That was especially true, he said, of three climbers who bore the brunt of the slide and were carried hundreds of feet down the mountain.
"When it hit, of course I was worried that I might die. But not just me - my whole rope team and the other climbers," said Thom Pollard of Jackson, a photographer and filmmaker.
"We were on the side of the slab that fell down; we got knocked about 40 feet."
Pollard said he yelled across the ravine to other climbers, and they decided to climb back down the mountain. Still, he said, it would be three hours before the team members knew that everyone had survived.
"We're all experience climbers, and we're all very fortunate, he said.
The group - including Keith Zeier, an ex-Marine from Brooklyn, N.Y., who lost a leg from injuries he suffered in Iraq - got together to raise money for the surviving families of service members who died in action. They decided to do that by staging a mid-winter climb up Mount Washington.

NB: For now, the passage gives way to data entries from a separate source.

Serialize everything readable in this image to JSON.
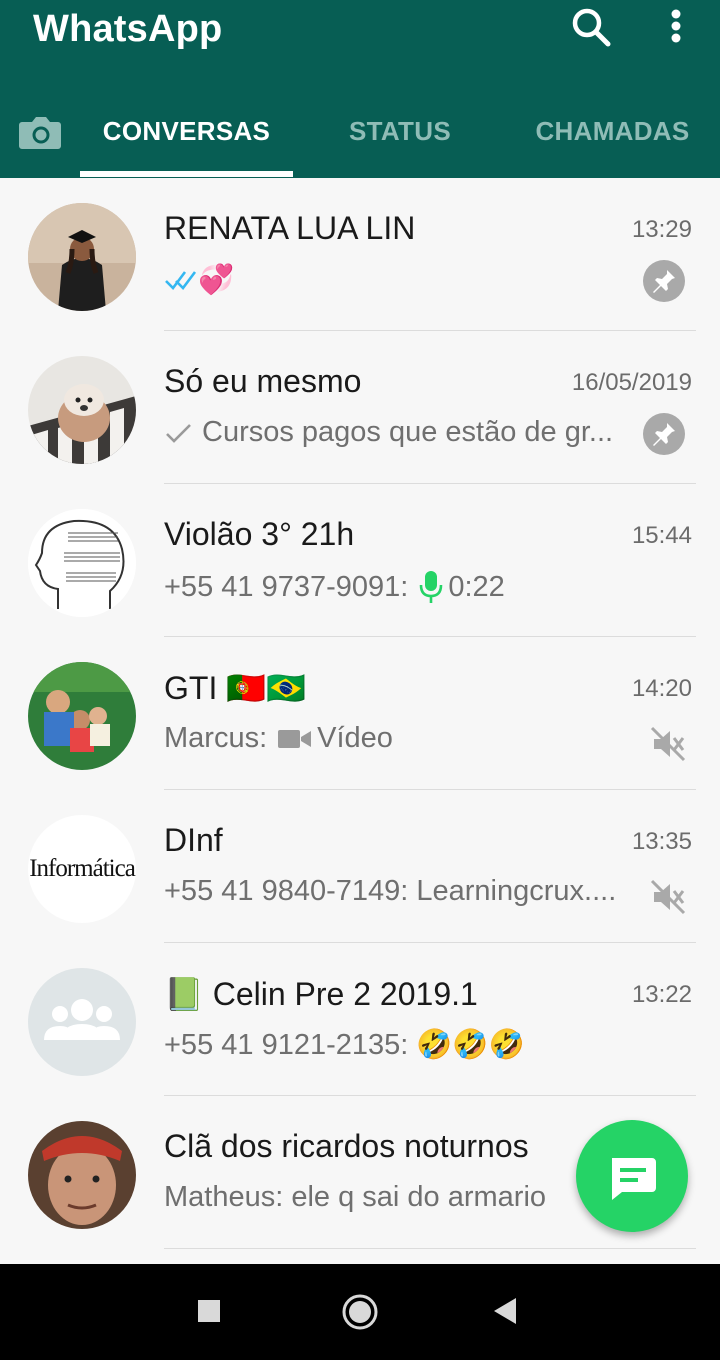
{
  "app": {
    "title": "WhatsApp"
  },
  "tabs": [
    {
      "label": "CONVERSAS",
      "active": true
    },
    {
      "label": "STATUS",
      "active": false
    },
    {
      "label": "CHAMADAS",
      "active": false
    }
  ],
  "chats": [
    {
      "name": "RENATA LUA LIN",
      "time": "13:29",
      "preview": "",
      "status_icon": "double-check-read-icon",
      "emoji": "💞",
      "pinned": true
    },
    {
      "name": "Só eu mesmo",
      "time": "16/05/2019",
      "preview": "Cursos pagos que estão de gr...",
      "status_icon": "single-check-icon",
      "pinned": true
    },
    {
      "name": "Violão 3° 21h",
      "time": "15:44",
      "preview_sender": "+55 41 9737-9091:",
      "preview": "0:22",
      "status_icon": "microphone-icon"
    },
    {
      "name": "GTI 🇵🇹🇧🇷",
      "time": "14:20",
      "preview_sender": "Marcus:",
      "preview": "Vídeo",
      "status_icon": "video-camera-icon",
      "muted": true
    },
    {
      "name": "DInf",
      "time": "13:35",
      "preview": "+55 41 9840-7149: Learningcrux....",
      "muted": true,
      "avatar_text": "Informática"
    },
    {
      "name": "📗 Celin Pre 2 2019.1",
      "time": "13:22",
      "preview_sender": "+55 41 9121-2135:",
      "preview": "🤣🤣🤣"
    },
    {
      "name": "Clã dos ricardos noturnos",
      "time": "",
      "preview": "Matheus: ele q sai do armario"
    }
  ],
  "colors": {
    "header": "#075e54",
    "accent": "#25d366",
    "tab_inactive": "#8fbcb6",
    "read_check": "#34b7f1"
  }
}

But their efforts under frigid, sub-zero conditions on the Northeast's highest peak ended when the avalanche thundered down the ravine's Central Gully, sweeping Zeier and the two climbers to whom he was roped some 800 feet down the mountain.
The 12, divided into four teams of three, were working their way over Pinnacle Valley headed for the summit when the wall of snow and ice let go, according to Scot Henley, executive director of the Mount Washington Observatory.
Zeier and his two immediate climbing partners, Andy Politz and his son, J.P. Politz, were rescued and taken to Androscoggin Valley Hospital in Berlin with injuries that were not believed to be life-threatening. The hospital released no information on their conditions as of Friday night, but Pollard said Andy Politz was taken to Dartmouth-Hitchcock Medical Center in Lebanon where he was treated for a broken leg.
Zeier was held Friday at Androscoggin for observation, and J.P. Politz was treated there for a twisted ankle.
Zeier, 26, suffered a severe head injury in Iraq 2006 when an IED denotated and blew up the Humvee he was in. Shrapnel wounds resulted in the later amputation of his leg.
Thursday night, the rescue team included four U.S. Forest Service snow rangers, 17 volunteers from North Conway Mountain Rescue, an Appalachian Mountain Club employee, and the caretaker of the Harvard Cabin, according to Tiffany Benna, a White Mountain National Forest spokesman.
She said the first rescuers arrived about 6:45 p.m. Thursday. A U.S. Forest service Sno-Cat carried Zeier and his two companions to the Pinkham Notch parking area at 9:30 p.m. Thursday and waiting ambulances. The nine others were also transported, and reached the parking lot two hours later. The rescue was considered complete by 12:30 a.m. Friday.
"It was a very, very late night for the climbing team and search and rescue," the observatory's Henley said.
The climb was organized with the support of the Special Operations Warrior Foundation for the Ascents of Honor project, and Benna said the group knew of the avalanche warnings in place Thursday because a U.S. Forest Service snow ranger talked with them and made them aware of the hazards.
Since 1956, 12 climbers have died in avalanches in the Presidential Range, including 29-year-old Albert Dow in 1982.
Dow was a member of the Mountain Rescue Service and was in a search party looking for two missing climbers when he was caught in an avalanche on Jan. 25, 1982.
Benna stressed that anyone considering climbing in the Mount Washington area should check the daily reports at mountwashingtonavalanchecenter.org.